# How is this particular HLSL condition treated with respect to compile- or run-time evaluation?

Let's say I have this very simple pixel shader (cbuffers and other stuff omitted)

float4 PS(VertexOut pin, uniform bool useLighting) : SV_Target {
float4 retColor = gDiffuseMap.Sample( sampler0, pin.Tex );
if (useLighting) {
retColor = retColor * float4(gAmbientLight, 1.0f);
}
return retColor;
}


and two techniques such as

technique11 TexTech {
pass P0 {
}
}

technique11 TexLitTech {
pass P0 {
}
}


The way I understand it, the useLighting condition is evaluated during compile-time and each technique will have its own version of the pixel shader function without any branching. That means the useLighting condition wouldn't have any runtime penalties. Is that correct? So it's kind of like C preprocessing?

Why can the pin variable just be left out like that in the CompileShader call? It makes sense, of course, I'm just wondering if this is some special HLSL or Effect Framework syntax?

• Because i'm not familiar with Directx hlsl i would make a statement that is based on reasoning and might not be true so anyone can correct me if i'm wrong. In this case you used it (and because i believe directx is very good at this) the uniform will be optimized out by the shader compiler.The dx runtime can realize that you don't change the uniform and the shaders can be optimized properly. However if you change the uniform from outside by setting the uniform the shaders can't be optimized and the branching will be there. Pin can't be optimized because it contains the vertex position. – Raxvan Jan 4 '15 at 9:43
• What do you mean with setting it from the outside? I'm a noob at this, but from my understanding you use constant buffers (cbuffer) in HLSL where you would use uniforms in GLSL. So I'm not sure HLSL's uniform is the same thing as in GLSL...? – PaulK Jan 4 '15 at 11:21
• Also I know pin can't be optimized because it's the argument of the entry-point function. What I meant is the syntax in the CompilerShader call where you pass the entry-point PS and the compiler automagically figures out the true/false should go into useLighting. How does that work? – PaulK Jan 4 '15 at 11:24

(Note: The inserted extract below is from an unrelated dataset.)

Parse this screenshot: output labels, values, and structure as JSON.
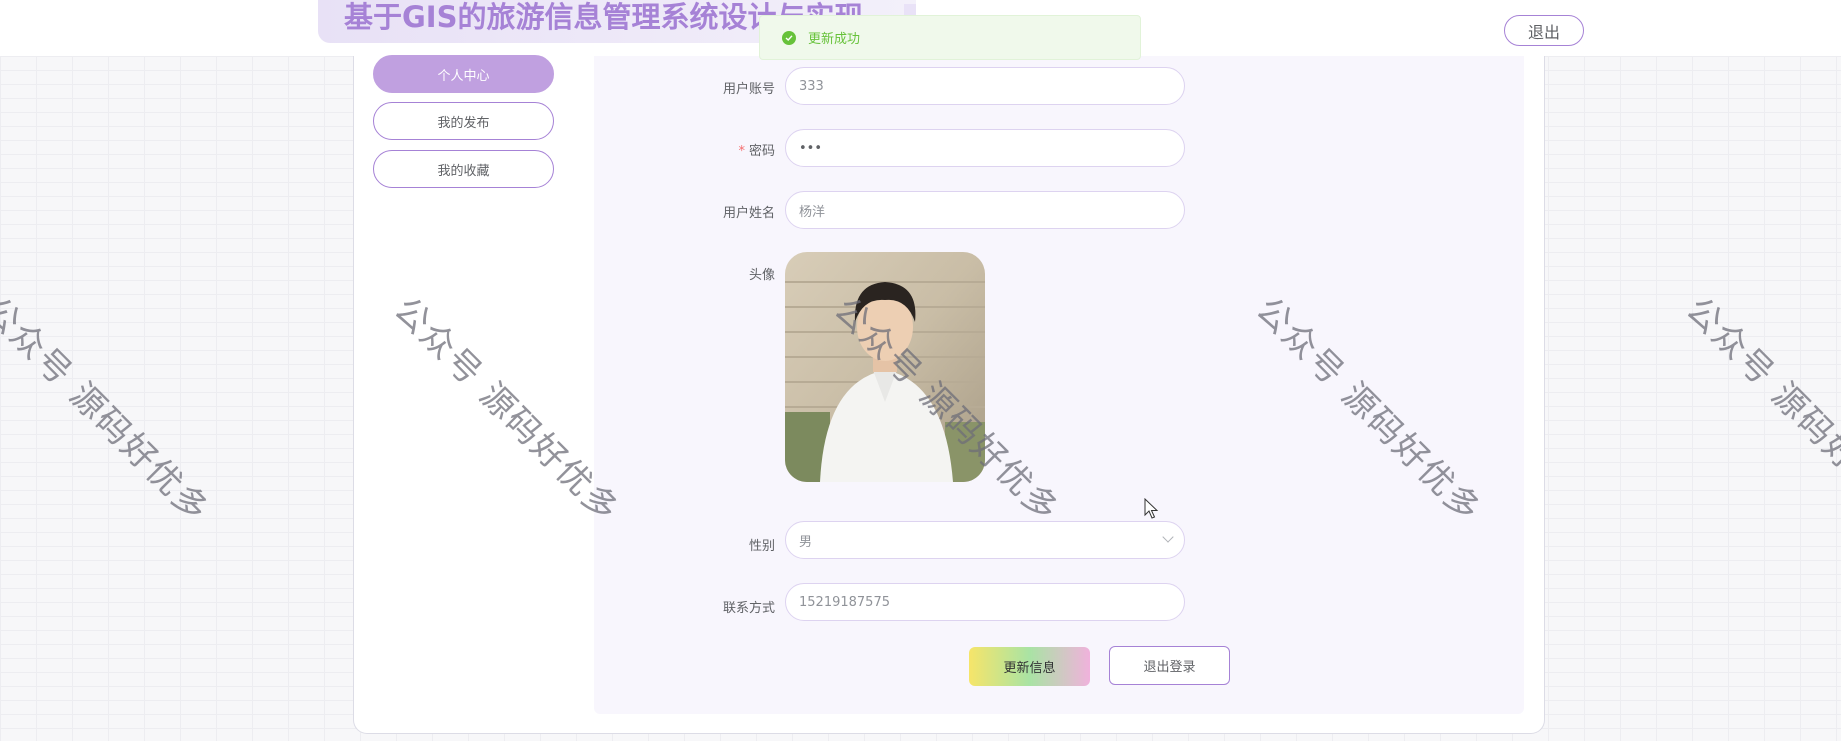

Officially the uniform keyword indicates it is constant throughout the execution. All uniform variables to a shader must be resolved at compile-time.
• A vs_4_0 profile vertex shader using the VS entry-point
• A ps_4_0 profile pixel shader using the PS entry-point holding the useLighting to be false.
• A ps_4_0 profile pixel shader using the PS entry-point holding the useLighting to be true.
• The Effects system performs no dynamic compilation based on selected technique. The technique element provides all the information that the HLSL compiler uses at build-time to generate the shader blobs. To be fair, only 'uniform shader inputs' are required at build-time since you can set 'uniform globals' at runtime. – Chuck Walbourn Jan 6 '15 at 0:37